Emotions can make everything look blurry and generate doubt when it comes to truth, it can alter the results and conclusions lightly or in large quantities. When it comes to emotions, people tend to believe in what they are more emotionally attached to, their emotions influence in what someone believes something is true or not; the stronger the feeling, then you are more attached to something. This way of knowing affects directly and neutralizes the previous one, reasoning. When using emotions, people are blind to the truth, because they don’t what to see the reality of what they are attached to. In here comes the term, “Appeal to Authority”.
And this has repercussions, according to Bro. Abulad, “something of this nihilistic tendency in the air, making it difficult for our time to decide which is good and which is evil.” Thus if this is the case, existentialism serves as a response towards nihilistic tendency.
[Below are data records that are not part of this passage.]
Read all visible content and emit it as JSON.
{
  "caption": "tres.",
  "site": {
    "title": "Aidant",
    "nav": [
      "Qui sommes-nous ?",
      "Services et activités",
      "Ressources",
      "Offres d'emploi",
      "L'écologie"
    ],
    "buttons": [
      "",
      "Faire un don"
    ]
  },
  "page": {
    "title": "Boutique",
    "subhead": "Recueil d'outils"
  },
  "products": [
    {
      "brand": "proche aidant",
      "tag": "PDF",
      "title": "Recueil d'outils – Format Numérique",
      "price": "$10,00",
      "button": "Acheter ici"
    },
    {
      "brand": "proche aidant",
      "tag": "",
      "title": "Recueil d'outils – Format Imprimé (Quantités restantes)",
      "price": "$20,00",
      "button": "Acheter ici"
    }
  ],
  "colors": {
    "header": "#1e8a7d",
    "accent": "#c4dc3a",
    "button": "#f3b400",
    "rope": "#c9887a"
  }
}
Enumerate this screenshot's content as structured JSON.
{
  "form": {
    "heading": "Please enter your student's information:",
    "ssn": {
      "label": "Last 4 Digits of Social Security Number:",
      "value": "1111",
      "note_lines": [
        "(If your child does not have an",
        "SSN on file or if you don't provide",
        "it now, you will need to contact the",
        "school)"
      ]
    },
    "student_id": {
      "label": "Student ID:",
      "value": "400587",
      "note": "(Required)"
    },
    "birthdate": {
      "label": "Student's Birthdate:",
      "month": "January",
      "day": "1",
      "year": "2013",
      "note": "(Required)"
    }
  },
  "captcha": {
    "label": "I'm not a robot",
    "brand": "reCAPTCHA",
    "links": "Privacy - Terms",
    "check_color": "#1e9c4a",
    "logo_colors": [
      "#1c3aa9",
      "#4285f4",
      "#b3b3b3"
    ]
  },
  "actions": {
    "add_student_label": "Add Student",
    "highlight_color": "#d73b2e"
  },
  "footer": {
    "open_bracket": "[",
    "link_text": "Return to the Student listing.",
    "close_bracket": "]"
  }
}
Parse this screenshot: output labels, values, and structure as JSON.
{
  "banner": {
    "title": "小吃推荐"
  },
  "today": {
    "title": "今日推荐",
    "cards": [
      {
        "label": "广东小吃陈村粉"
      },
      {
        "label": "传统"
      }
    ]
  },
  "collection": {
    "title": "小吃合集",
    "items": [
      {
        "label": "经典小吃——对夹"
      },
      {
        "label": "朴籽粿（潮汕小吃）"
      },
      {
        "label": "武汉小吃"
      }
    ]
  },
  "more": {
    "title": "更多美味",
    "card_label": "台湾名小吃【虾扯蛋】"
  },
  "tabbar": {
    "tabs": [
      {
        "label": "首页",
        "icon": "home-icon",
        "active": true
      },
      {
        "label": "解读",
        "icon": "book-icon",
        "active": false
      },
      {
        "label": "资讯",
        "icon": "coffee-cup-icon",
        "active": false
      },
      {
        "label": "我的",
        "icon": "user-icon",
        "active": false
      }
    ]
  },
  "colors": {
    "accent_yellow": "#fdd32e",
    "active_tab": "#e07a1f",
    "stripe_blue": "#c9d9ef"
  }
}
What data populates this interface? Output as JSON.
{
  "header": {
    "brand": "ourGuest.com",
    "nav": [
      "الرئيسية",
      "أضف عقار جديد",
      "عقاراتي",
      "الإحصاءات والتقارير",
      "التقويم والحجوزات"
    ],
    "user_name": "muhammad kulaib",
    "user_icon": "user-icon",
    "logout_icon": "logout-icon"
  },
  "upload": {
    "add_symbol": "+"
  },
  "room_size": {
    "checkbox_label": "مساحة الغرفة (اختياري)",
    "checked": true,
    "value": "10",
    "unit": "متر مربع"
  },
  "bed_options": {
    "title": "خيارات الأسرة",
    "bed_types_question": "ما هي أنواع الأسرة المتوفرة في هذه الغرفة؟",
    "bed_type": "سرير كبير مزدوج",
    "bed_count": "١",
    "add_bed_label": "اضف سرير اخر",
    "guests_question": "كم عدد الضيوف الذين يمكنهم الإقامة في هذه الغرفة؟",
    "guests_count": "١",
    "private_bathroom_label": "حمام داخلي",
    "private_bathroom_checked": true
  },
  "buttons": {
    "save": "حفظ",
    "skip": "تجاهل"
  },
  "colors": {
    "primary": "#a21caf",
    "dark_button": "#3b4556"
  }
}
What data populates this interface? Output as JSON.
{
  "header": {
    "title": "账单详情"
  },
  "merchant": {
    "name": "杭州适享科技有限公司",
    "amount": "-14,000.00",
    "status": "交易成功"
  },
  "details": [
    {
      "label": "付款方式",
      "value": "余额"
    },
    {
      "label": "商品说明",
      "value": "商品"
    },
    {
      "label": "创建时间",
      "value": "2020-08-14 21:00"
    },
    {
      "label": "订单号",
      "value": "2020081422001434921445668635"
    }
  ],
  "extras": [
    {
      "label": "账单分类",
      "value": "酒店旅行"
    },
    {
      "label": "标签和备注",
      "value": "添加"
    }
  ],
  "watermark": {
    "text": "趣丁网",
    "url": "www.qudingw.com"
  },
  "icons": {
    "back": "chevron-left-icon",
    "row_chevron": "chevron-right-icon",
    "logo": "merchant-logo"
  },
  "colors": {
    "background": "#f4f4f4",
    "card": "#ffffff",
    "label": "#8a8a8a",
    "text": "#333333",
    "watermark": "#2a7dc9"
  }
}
Existentialism is a problematic term to define. It is in the very nature of existentialism to be open-ended and undefinable. For existentialist philosophers, though classified under the same school, still have major differences in their ideologies, yet not contradictory to the existentialist movement.
Poverty Policy, 1960–2008,” on the other hand, is less centered around soul searching, and more focused on the presentation of facts, a strategy used to hook, inform, and persuade a scholarly audience. The biggest indication as to what audience the work is intended for is the words themselves. There’s a noticeable difference between the vocabulary in the Bell Hooks’s writing versus that of Max Rose and Frank R. Baumgartner. For example, Bell Hooks uses simplistic, yet emotionally heavy words such as “deprived,” “privileged,” and “humiliation” (Hooks). Contrastingly, Rose and Baumgartner mention politics, include graphs, and use the terms “poverty-threshold,” “GGI” and other technical jargon that would likely bore less-educated individuals (Rose and Baumgartner).
They tend to give answers that they find socially acceptable and not what they actually believe in” (best-practice.com. n.d.). In this case, one detriment of this practice is the possibility of providing the interviewer with misrepresented information. Therefore, an interviewee may be sensitive to the tension of the interview, thus, develop an urge to lie in order to receive favor from the employer. Thereupon, a large realm of ambiguity is rendered in all their answers from that point forward under these circumstances.